  • Monsters: Skeletons, Frankenstein’s, mummies, oh my! Strategically arranged monsters are sure to inspire terror this Halloween, but your animals might not feel the same way. Instead, they’re probably seeing a giant chew toy. To keep your dogs, cats, pigs, etc. from gnawing on your Halloween decorations, bar off the areas where you’re keeping them with pet doors. You can also put unappealing scents, like ammonia or vinegar, on your decorations to ward off curious pets.
  • Cobwebs: Well-placed cobwebs can turn any welcoming home into an eerie, haunted dwelling. Try putting your cobwebs in higher areas, like the tops of bookshelves, televisions, and lights. Not only is this more realistic, it’ll keep your nosy pets from getting tangled in them.
  • Fish tank: Spice up your fish tank to reflect the spooky spirit. Cracked mirrors, jagged rocks, skulls, and faux pumpkins make for a fearsome underwater environment. We encourage fish owners to get creative, but also make sure their decorations aren’t making their water cloudy or dangerous. Stay away from anything that’s too big, sharp, or pointy. Your pet’s comfort is still of utmost priority.

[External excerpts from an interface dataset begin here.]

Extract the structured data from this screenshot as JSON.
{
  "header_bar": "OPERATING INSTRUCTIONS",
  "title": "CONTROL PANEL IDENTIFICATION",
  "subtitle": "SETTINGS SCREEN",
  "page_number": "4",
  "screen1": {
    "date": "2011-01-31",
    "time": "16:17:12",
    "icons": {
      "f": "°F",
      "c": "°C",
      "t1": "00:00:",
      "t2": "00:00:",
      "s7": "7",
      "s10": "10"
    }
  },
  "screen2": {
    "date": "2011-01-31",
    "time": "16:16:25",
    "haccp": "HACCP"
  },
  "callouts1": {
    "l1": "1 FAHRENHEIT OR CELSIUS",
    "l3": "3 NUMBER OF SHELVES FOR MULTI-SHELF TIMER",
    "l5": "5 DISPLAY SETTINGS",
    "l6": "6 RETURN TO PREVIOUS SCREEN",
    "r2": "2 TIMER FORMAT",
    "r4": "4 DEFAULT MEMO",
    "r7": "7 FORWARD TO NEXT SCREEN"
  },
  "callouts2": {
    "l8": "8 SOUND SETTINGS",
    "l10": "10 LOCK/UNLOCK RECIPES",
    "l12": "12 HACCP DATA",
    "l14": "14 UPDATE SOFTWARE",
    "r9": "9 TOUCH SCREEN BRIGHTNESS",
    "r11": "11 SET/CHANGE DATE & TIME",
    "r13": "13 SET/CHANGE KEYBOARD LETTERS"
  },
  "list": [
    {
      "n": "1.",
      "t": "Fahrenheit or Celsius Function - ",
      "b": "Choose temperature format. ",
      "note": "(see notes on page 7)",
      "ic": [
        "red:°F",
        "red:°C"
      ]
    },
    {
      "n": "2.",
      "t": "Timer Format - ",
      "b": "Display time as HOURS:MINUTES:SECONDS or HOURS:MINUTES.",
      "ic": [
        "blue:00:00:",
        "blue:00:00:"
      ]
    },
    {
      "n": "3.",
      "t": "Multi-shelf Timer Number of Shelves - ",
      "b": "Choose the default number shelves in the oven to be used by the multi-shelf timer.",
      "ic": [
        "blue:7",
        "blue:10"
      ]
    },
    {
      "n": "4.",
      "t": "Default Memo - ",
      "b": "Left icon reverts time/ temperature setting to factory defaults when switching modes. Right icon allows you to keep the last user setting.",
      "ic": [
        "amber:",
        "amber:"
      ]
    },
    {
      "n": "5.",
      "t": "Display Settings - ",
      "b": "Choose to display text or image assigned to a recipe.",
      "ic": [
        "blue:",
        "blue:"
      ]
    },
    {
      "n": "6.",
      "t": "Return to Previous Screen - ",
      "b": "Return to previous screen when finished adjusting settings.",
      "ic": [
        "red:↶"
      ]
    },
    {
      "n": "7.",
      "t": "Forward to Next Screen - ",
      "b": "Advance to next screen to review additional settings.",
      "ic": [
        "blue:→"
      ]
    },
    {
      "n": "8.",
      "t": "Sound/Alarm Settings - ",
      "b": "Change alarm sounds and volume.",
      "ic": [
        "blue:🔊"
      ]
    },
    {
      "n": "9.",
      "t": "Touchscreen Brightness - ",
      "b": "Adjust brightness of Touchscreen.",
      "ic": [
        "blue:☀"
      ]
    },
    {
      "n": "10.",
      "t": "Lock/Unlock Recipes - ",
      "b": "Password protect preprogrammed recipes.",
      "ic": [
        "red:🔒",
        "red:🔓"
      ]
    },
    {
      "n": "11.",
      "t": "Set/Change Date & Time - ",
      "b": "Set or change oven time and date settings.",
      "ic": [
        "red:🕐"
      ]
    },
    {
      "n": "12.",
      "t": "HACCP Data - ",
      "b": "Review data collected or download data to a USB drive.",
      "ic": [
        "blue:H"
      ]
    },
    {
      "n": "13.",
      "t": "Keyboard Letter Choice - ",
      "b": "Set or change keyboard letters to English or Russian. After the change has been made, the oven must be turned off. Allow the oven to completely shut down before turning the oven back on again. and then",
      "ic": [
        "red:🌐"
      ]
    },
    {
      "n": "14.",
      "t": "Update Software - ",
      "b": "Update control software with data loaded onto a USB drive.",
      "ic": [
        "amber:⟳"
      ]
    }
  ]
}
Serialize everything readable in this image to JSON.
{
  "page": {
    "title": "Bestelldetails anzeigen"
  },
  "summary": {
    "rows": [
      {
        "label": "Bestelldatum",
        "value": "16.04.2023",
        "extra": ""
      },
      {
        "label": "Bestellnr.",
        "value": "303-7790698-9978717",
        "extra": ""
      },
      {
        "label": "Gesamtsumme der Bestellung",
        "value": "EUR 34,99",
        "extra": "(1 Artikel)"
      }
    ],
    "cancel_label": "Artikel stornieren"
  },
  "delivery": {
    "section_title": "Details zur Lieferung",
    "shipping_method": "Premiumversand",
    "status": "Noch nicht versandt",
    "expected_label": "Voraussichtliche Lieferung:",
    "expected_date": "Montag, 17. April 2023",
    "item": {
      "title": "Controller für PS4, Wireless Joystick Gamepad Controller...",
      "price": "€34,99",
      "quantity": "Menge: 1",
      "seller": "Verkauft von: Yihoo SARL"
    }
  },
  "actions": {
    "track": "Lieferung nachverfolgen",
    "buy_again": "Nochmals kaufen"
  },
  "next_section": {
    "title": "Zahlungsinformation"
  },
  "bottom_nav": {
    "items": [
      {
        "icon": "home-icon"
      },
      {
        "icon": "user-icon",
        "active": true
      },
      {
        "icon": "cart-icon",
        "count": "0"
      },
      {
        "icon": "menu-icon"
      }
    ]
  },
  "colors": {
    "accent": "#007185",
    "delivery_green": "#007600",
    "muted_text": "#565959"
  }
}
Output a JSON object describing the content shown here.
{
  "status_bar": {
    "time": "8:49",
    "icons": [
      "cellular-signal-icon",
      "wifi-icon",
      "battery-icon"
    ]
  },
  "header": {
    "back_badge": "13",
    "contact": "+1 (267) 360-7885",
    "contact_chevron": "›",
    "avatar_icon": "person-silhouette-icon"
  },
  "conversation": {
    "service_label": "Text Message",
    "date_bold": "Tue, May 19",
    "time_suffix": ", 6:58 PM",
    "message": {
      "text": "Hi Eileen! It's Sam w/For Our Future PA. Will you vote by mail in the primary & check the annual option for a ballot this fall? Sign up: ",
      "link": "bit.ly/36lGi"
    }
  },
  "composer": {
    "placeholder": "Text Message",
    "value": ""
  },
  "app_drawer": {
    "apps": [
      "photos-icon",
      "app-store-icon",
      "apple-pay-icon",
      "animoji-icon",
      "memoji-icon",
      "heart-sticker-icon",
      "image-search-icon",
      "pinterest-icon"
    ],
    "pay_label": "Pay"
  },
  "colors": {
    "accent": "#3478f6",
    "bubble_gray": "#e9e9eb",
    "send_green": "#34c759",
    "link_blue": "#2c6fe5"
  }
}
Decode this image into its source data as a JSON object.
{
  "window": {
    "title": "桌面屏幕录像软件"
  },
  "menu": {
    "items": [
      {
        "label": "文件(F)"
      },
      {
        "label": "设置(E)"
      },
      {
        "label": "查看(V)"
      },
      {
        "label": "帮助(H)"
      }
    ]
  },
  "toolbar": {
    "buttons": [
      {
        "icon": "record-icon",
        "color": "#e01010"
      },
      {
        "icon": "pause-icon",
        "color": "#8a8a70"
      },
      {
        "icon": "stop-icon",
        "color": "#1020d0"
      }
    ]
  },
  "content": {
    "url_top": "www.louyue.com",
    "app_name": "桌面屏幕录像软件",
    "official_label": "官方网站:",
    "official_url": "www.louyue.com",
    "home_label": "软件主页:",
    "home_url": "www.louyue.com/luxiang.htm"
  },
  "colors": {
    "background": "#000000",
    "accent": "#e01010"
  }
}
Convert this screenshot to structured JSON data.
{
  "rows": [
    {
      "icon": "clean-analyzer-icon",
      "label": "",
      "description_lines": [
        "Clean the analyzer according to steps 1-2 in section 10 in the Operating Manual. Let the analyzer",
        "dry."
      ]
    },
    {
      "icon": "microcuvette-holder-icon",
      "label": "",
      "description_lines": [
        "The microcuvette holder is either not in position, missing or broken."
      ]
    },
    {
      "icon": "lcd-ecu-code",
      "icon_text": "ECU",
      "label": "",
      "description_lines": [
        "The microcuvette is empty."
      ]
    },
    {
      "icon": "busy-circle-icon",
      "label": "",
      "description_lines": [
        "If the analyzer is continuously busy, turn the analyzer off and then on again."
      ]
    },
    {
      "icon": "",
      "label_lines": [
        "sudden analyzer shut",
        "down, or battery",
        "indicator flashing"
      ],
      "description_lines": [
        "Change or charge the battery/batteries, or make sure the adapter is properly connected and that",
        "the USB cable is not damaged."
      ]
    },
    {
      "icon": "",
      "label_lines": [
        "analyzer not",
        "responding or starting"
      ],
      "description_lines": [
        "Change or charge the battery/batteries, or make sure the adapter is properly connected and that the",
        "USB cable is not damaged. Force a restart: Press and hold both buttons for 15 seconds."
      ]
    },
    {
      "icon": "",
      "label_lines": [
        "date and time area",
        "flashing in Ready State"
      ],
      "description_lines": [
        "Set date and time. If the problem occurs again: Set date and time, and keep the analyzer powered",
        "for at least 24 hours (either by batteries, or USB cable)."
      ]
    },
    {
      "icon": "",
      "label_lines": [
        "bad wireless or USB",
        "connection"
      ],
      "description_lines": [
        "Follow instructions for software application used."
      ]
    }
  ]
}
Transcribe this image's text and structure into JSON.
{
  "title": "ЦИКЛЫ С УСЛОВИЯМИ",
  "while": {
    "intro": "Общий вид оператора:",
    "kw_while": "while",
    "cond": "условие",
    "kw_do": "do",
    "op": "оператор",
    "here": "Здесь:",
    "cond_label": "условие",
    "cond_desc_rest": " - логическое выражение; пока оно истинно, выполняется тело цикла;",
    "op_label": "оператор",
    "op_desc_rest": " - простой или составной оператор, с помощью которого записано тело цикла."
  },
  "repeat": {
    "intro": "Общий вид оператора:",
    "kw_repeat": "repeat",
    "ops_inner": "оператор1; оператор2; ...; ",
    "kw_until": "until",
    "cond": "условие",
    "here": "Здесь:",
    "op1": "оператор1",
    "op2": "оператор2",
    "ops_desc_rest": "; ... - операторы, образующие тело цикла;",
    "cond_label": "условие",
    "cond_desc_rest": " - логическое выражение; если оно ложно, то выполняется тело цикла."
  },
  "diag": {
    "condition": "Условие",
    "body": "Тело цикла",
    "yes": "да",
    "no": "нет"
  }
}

    In general, we advise owners to simply keep decorations away from pets. When shopping for spooky ornaments and accessories, check if there are hazard or flammability warnings, too. We all love a good scare this time of year but not from our pets!

There are tons of ways to adorn your home with Halloween decorations and these are only a few. If you’d like to share what your plans are, leave it in the comments below. We’d love to know about all the fun you and your pet are having this Halloween.

At Brookhurst Animal, we advocate for pet safety no matter where you are, but we know that accidents can still happen. If you find yourself with an animal emergency, please stop by our vet’s office as soon as possible. Dr. Lauren Heit is an experienced veterinarian in Anaheim who has been helping the community for years. Feel free to call in if you have any questions!